Key Data


A £4.2 million facility to develop new packages for optoelectronic devices will be set up in Livingston, Scotland, in Summer 2003. The center is managed by Scottish Enterprise and is being developed together with the Scottish Optoelectronics Association. It aims to close the gap between design and manufacturing qualification of optoelectronics based devices.

The facility will help accelerate optoelectronic development of components for equipment like TVs, CD players, fibre optic communications, bar code scanners, digital cameras and mobile telephones. A special focus will be interfacing and connecting to external networks via optical fibre and electronic connections. The facility will provide commercial services to existing and start up companies. It should help reduce cut development cycle times, along with the associated manufacturing costs.

STUDYING DIE ATTACH, WIRE BOND, SAWING, AND PICK AND PLACE

As Britain's first optoelectronics packaging centre, the Livingston facility will accelerate commercialisation of research into packaging complex optoelectronic chips. The centre will be housed in an existing Livingston facility that has yet to be identified. There is a fair choice in the area, with many of the world's leading electronics corporations having located their R&D activities in Scotland. They include Alcatel Optronics, STMicroelectronics, Thales Optronics and Polaroid.

The Centre is expected to have five photonic development labs. Alongside qualification and analysis laboratories, shared packaging facility will handle generic processes like die attach, wire bond, sawing and pick and place. It will also provide environmental test, reliability and qualification services.

Future oriented technologies will also be researched, like bio chips for diagnosing illnesses and managing their treatment. Optoelectronics is also expanding into fields like displays, transport, environmental monitoring, computers and construction.

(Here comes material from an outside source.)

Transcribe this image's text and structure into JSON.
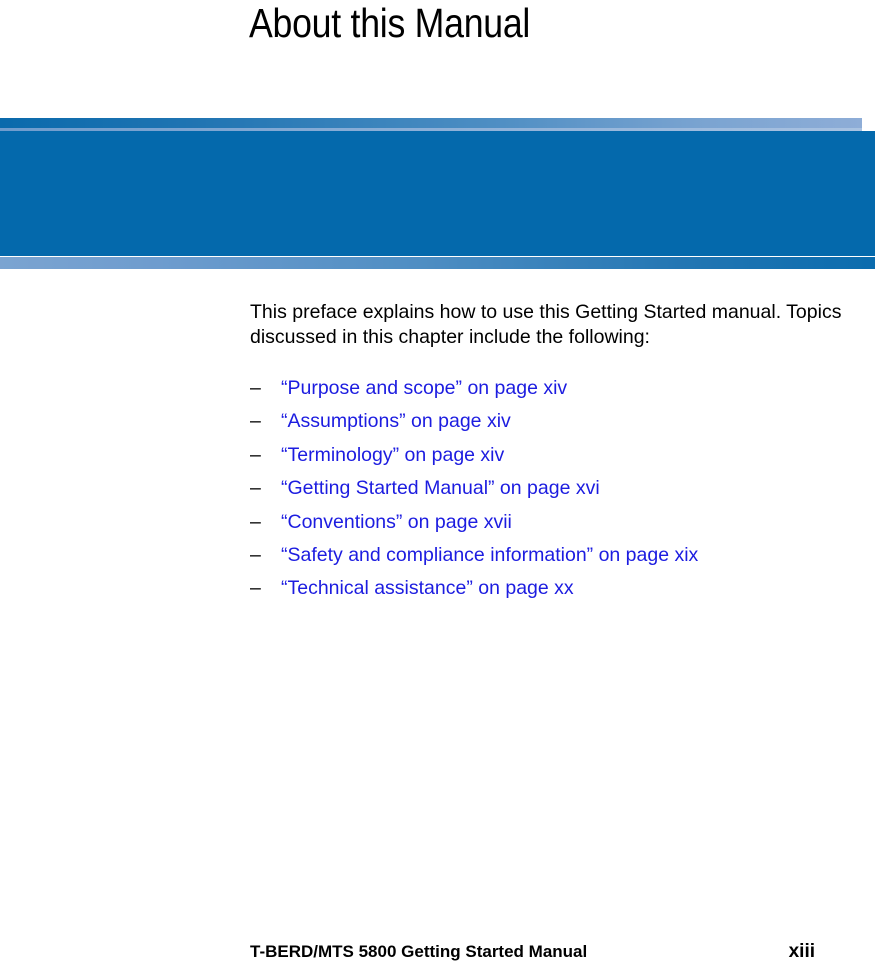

The initiative has been welcomed by universities involved in optoelectronics. With six universities involved in leading edge work, Scotland has the largest concentration of optoelectronics research in the UK. Scottish startups include CST (III-V devices), MicroEmissive Displays (organic LED displays), Terahertz Photonics (planar light wave circuits), Crystal Consortium (single crystal materials and growth) and Edinburgh Instruments (lasers, diode pumped lasers and computer automated luminescence spectrometers).

SCOTTISH OPTOELECTRONICS ASSOCIATION

Co-developing the site is the Scottish Optoelectronics Association. Launched in October 1994, the SOA now includes 85 plus organizations including companies, universities and research organizations. The project itself is being managed by Scottish Enterprise Edinburgh and Lothian from a concept developed by the Microelectronics, Optoelectronics and Communications Technology (MOCT) cluster.

Funding has come from both European Regional Development Fund and Scottish Enterprise, with an aim of helping create and support high growth start up companies in the region. Scottish Enterprise is the main economic development agency for Scotland. Along with 12 Local Enterprise Companies, it makes up the Scottish Enterprise Network.

DISPLAY, COMMUNICATIONS, AND CONVERGENCE WITH BIOTECH AND ENERGY EFFICIENCY

Optoelectronics is one of the most exciting and fastest growing of the electronics sectors, and is predicted to grow to more than $100 billion by 2010. The facility aims to make up some of the shortfall from a wider lack of corporate R&D, which has been highlighted as a major contributing factor to shortfalls in productivity and competitiveness. To counter this, the Scottish Executive is spending £450 million over the next ten years on three Intermediary Technology Institutes. Alongside existing links with the display and communications sectors, the Institutes will focus particularly on optoelectronics' convergence with biotech and energy efficiency.

The Institutes aim to turn more university research into businesses and create thousands of skilled jobs. A centre in Glasgow will research Communications Technology and Digital Media, while the other two centres in Aberdeen and Dundee will look at energy and life sciences. Research at the Technology Institutes will be commissioned in the relevant university, company or research facility.